*Instructions to follow*: Please return every line from the entries that has the string "this" in it.
+--
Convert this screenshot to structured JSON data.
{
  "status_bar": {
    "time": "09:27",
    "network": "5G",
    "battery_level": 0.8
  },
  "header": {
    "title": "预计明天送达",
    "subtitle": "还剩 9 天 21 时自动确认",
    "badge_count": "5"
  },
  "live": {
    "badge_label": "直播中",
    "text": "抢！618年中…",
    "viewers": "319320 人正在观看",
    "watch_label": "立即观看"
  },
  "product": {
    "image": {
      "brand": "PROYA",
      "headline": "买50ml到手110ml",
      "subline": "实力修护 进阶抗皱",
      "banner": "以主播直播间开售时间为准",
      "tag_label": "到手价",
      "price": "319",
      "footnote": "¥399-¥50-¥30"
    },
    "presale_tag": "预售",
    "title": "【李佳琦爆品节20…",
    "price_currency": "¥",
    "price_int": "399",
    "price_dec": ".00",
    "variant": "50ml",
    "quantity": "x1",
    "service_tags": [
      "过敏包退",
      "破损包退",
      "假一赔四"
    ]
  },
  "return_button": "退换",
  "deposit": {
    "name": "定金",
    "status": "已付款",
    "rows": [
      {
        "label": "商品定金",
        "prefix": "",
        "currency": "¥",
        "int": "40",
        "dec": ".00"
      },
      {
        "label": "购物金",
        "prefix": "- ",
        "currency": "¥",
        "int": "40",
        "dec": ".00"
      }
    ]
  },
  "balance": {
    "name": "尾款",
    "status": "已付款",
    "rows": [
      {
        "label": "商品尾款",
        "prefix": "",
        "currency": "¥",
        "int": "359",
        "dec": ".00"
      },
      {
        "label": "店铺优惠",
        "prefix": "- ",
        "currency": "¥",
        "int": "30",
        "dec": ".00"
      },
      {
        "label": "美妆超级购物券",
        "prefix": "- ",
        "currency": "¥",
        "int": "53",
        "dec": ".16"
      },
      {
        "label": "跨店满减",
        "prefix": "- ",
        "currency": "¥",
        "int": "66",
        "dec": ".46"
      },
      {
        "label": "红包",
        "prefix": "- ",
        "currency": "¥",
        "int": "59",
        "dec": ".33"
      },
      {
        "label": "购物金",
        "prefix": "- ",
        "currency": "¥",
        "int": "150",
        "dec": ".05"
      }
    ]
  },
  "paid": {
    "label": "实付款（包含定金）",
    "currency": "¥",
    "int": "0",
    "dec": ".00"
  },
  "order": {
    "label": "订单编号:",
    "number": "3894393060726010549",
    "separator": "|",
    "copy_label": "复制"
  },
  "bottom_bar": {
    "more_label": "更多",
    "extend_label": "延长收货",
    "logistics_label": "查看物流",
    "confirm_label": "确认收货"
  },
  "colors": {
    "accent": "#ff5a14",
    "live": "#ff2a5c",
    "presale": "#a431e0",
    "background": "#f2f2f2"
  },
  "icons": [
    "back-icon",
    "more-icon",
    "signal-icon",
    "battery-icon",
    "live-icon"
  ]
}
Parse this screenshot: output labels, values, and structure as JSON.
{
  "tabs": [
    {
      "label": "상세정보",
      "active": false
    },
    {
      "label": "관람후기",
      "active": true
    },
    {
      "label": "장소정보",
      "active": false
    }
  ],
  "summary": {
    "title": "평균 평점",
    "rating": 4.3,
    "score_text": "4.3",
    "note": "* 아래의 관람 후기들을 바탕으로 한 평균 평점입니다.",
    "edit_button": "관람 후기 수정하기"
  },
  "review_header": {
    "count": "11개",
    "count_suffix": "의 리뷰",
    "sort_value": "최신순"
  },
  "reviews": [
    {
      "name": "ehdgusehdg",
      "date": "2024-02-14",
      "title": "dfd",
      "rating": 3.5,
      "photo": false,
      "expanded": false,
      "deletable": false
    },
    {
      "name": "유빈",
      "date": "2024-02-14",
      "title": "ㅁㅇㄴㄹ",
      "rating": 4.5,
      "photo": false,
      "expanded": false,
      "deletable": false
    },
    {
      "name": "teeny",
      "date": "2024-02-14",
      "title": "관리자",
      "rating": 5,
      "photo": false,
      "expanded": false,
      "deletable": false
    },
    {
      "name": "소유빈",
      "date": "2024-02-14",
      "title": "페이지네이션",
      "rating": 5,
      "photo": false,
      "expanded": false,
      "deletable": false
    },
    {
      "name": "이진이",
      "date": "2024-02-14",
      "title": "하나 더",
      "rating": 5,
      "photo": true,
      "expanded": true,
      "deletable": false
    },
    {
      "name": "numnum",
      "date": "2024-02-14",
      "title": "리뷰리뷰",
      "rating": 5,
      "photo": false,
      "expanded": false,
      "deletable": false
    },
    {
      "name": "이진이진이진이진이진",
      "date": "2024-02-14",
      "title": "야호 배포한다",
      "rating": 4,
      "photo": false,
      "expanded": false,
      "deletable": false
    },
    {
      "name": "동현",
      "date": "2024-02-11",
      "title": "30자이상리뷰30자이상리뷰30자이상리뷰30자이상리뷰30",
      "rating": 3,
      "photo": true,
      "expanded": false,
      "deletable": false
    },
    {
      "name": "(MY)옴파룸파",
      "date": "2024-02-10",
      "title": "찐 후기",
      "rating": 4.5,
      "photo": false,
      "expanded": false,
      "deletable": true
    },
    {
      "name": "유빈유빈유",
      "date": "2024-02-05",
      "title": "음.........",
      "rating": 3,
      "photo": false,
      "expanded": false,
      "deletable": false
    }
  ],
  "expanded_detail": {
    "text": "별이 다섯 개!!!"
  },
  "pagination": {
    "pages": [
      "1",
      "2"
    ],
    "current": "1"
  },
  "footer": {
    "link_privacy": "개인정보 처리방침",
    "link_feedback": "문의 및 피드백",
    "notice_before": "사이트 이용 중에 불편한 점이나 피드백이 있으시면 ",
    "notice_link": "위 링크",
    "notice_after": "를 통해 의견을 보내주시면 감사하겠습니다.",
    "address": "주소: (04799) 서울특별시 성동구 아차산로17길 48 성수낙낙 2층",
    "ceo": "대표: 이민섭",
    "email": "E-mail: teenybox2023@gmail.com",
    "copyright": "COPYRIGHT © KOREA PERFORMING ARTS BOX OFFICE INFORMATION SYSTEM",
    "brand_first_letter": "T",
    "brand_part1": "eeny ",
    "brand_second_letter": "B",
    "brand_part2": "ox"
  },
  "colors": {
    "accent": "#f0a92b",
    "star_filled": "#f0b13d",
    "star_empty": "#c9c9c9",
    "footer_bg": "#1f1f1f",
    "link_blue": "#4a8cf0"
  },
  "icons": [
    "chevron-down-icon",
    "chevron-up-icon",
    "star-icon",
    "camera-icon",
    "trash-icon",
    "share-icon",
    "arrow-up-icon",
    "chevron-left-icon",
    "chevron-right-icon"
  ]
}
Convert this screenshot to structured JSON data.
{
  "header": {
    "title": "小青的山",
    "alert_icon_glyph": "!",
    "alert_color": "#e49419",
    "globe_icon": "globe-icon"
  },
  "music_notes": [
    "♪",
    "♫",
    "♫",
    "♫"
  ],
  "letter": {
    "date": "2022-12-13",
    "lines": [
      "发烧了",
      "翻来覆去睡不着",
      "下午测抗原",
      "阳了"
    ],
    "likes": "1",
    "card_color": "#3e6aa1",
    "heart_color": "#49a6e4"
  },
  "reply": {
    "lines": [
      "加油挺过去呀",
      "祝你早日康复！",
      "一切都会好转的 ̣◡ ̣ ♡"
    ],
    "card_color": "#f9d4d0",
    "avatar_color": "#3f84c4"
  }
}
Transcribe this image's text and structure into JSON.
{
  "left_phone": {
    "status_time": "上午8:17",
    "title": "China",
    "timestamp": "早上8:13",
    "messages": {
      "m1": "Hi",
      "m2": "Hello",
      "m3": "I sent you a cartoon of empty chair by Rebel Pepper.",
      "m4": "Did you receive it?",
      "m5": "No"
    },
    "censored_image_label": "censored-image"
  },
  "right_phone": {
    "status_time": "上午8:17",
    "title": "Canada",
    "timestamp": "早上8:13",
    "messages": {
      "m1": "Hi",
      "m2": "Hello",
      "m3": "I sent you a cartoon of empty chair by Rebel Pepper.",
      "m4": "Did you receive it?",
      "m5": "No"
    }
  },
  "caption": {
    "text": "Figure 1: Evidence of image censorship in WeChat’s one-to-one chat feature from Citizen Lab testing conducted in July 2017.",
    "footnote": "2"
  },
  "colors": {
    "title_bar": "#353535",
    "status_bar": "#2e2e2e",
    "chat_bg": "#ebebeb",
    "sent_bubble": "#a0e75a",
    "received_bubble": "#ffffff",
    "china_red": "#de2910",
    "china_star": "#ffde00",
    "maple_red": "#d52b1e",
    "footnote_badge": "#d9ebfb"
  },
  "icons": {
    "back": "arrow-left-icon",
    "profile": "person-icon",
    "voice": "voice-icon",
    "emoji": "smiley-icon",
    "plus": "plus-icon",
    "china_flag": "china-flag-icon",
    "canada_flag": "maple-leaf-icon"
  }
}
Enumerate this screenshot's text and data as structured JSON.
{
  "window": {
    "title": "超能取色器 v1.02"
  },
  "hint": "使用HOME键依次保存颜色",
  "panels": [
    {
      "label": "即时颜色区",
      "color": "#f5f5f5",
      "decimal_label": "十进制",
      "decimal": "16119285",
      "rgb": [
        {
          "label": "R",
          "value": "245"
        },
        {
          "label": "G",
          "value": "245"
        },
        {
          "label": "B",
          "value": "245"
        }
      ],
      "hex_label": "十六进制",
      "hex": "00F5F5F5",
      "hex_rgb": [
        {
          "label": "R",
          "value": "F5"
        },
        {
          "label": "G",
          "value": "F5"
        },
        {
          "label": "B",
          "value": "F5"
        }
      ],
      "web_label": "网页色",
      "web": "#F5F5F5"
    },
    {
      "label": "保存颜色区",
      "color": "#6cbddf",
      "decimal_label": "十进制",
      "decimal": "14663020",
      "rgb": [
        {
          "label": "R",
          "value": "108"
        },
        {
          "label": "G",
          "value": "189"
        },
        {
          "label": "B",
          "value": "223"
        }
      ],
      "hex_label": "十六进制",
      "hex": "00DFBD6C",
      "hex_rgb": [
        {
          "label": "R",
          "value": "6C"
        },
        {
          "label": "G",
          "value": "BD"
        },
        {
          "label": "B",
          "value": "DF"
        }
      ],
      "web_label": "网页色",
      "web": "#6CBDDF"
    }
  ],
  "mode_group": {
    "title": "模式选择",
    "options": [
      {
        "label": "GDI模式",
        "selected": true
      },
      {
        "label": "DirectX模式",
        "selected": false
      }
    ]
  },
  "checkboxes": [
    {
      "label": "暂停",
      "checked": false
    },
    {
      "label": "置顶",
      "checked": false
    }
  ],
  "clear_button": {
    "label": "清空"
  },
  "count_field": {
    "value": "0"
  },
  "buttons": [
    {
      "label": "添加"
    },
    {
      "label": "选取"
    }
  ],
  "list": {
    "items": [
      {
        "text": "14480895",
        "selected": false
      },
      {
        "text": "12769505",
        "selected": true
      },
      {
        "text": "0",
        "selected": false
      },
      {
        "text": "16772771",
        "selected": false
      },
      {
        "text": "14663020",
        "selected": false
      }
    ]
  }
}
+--
*Answer to the problem*:
Convert this screenshot to structured JSON data.
Parse this screenshot: output labels, values, and structure as JSON.
Convert this screenshot to structured JSON data.
Transcribe this image's text and structure into JSON.
Enumerate this screenshot's text and data as structured JSON.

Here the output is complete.